Am I Required To Notify The Absent Parent?
Utah law requires that the absent parent be notified, and given the opportunity to respond, to the adoption pleadings. Failure to give adequate legal notice will invalidate the proceedings. Accordingly, it is important that the absent parent be made aware of the filing, as required by law.
What Do I Need To Establish To Adopt My Stepchild?
In many instances when stepparent adoption petitions are filed, they are filed by a stepparent seeking to adopt his or her spouse’s child from a prior marriage or relationship. Quite often in those cases we find that the child has gone without contact and support from the absent biological parent for a significant period of time — often a matter of many months or years. As such the absent parent can be treated by the Court as an abandoning or neglectful parent. The Court will base its decision on what it believes is in the best interests of the child. In evaluating what is in the child’s best interests the Court will consider, among other things: the need for continuity of parenting; the financial ability to care for the child; who has provided care for the child; and which parent has provided emotional and social support of the child.
What If I Don't Know Where The Absent Parent Lives?
The fact of the matter is that it would be great if you could walk in and give us the address of the absent parent. Unfortunately, that isn’t always how things work out. Accordingly, we may need to utilize skip chasers, electronic searches or good old fashioned letters to try and track the parent down.
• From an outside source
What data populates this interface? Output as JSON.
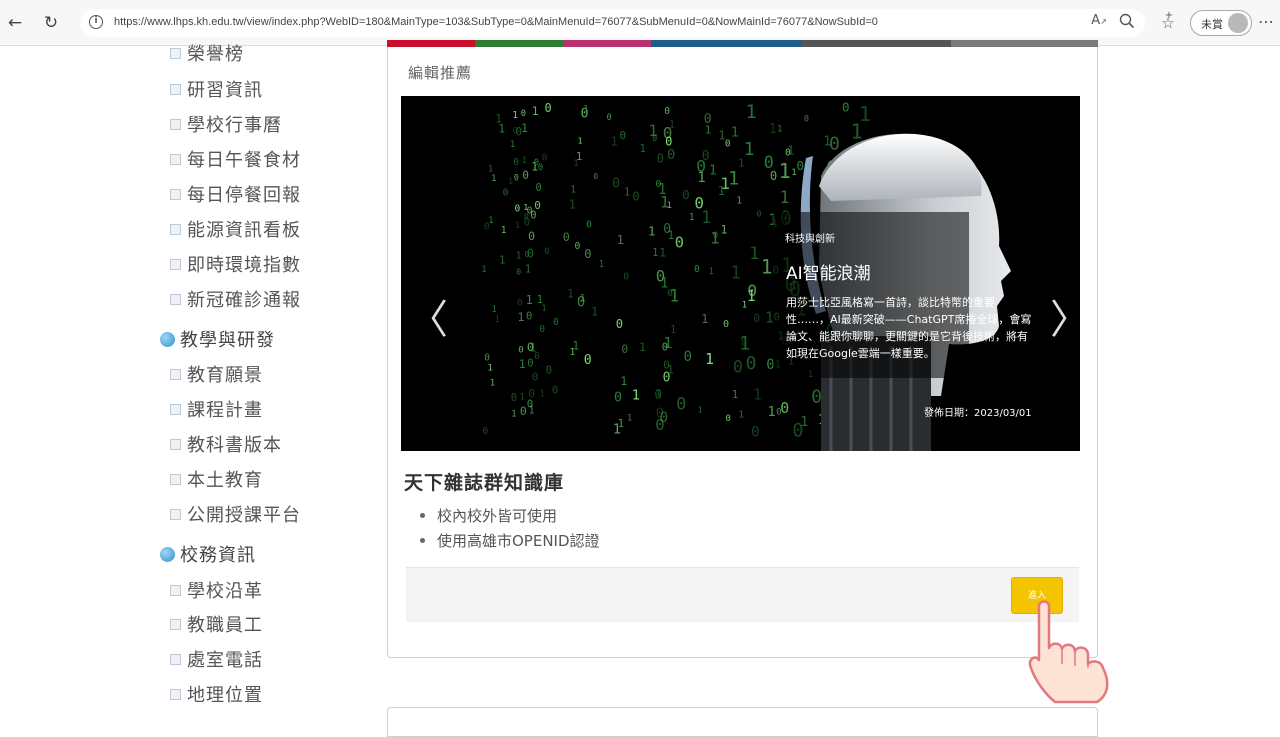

Once that is done we will arrange for the proper service of the citation on the absent parent either personally or by publication.
Out of state adoption: This type of adoption applies to situations where the child is six (6) months old or younger and where mother (or one of the adoptive parents) has not resided in the State of Utah for 90 days or more between the date of conception and date the consent of adoption is executed. In order to complete the adoption, biological mother is required to take a number of steps to verify that she did everything possible to notify biological father.
Foster child adoption: For adoption or placement of a child in custody of the State of Utah, the adopting parents and any adult residing in the home, must: (1) be fingerprinted by the FBI and pass a national criminal history records check, (2) pass a Department of Human Services child abuse and neglect check, and (3) submit to an evaluation by a licensed health professional. (Note: these requirements are waived for a noncustodial parent or a relative.) Before issuing an adoption decree, the court will determine if the adoption is in the best interests of the child.
Immigrant adoption (alien child adoption): This type of adoption is a situation where a family desires to adopt a child aged 16 or younger who is not a naturalized citizen. The adopting parents must be permanent residents of the United States and must provide evidence from the Immigration and Naturalization Service establishing that the child is legally in this country.
Foreign adoption: For an adoption that occurred in another country, a document from the foreign country may treated as if it were an adoption decree rendered by the Utah courts. The adoptive parents will register with the state and request for a new birth certificate. It is important that you verify that the Country where you adopted the child is currently allowing U.S. citizens to adopt, or you may find that the adoption is void, when you return.
Adult adoption: This adoption is for any adult, over the age of 18, who wishes to be adopted by another person. (Note: This type of adoption is also designed to allow the adoption of a vulnerable adult (i.e. an adult with mental or physical deficiencies).